Exercise directions. Word for word, return every record.

•••

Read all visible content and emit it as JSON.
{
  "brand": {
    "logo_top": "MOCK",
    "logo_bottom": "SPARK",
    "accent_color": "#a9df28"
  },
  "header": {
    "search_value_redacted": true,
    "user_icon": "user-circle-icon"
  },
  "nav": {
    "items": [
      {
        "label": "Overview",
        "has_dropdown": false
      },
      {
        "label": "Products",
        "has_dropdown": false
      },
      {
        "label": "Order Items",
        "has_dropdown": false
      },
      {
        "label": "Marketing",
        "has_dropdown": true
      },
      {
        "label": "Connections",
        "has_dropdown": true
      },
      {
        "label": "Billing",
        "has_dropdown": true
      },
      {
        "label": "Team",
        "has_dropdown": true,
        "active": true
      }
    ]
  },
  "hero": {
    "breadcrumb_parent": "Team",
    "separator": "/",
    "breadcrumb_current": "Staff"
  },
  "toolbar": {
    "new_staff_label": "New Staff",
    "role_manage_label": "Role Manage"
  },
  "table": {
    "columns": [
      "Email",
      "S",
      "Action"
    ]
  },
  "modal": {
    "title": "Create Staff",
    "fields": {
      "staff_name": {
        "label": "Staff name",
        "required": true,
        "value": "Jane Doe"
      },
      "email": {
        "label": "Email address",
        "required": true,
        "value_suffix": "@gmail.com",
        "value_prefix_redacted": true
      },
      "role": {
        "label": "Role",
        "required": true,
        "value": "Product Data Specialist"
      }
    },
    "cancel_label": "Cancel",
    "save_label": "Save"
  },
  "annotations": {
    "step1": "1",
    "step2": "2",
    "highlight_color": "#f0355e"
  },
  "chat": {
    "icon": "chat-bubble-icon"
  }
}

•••

Result.
Read all visible content and emit it as JSON.
{
  "brand": {
    "logo_top": "MOCK",
    "logo_bottom": "SPARK",
    "accent_color": "#a9df28"
  },
  "header": {
    "search_value_redacted": true,
    "user_icon": "user-circle-icon"
  },
  "nav": {
    "items": [
      {
        "label": "Overview",
        "has_dropdown": false
      },
      {
        "label": "Products",
        "has_dropdown": false
      },
      {
        "label": "Order Items",
        "has_dropdown": false
      },
      {
        "label": "Marketing",
        "has_dropdown": true
      },
      {
        "label": "Connections",
        "has_dropdown": true
      },
      {
        "label": "Billing",
        "has_dropdown": true
      },
      {
        "label": "Team",
        "has_dropdown": true,
        "active": true
      }
    ]
  },
  "hero": {
    "breadcrumb_parent": "Team",
    "separator": "/",
    "breadcrumb_current": "Staff"
  },
  "toolbar": {
    "new_staff_label": "New Staff",
    "role_manage_label": "Role Manage"
  },
  "table": {
    "columns": [
      "Email",
      "S",
      "Action"
    ]
  },
  "modal": {
    "title": "Create Staff",
    "fields": {
      "staff_name": {
        "label": "Staff name",
        "required": true,
        "value": "Jane Doe"
      },
      "email": {
        "label": "Email address",
        "required": true,
        "value_suffix": "@gmail.com",
        "value_prefix_redacted": true
      },
      "role": {
        "label": "Role",
        "required": true,
        "value": "Product Data Specialist"
      }
    },
    "cancel_label": "Cancel",
    "save_label": "Save"
  },
  "annotations": {
    "step1": "1",
    "step2": "2",
    "highlight_color": "#f0355e"
  },
  "chat": {
    "icon": "chat-bubble-icon"
  }
}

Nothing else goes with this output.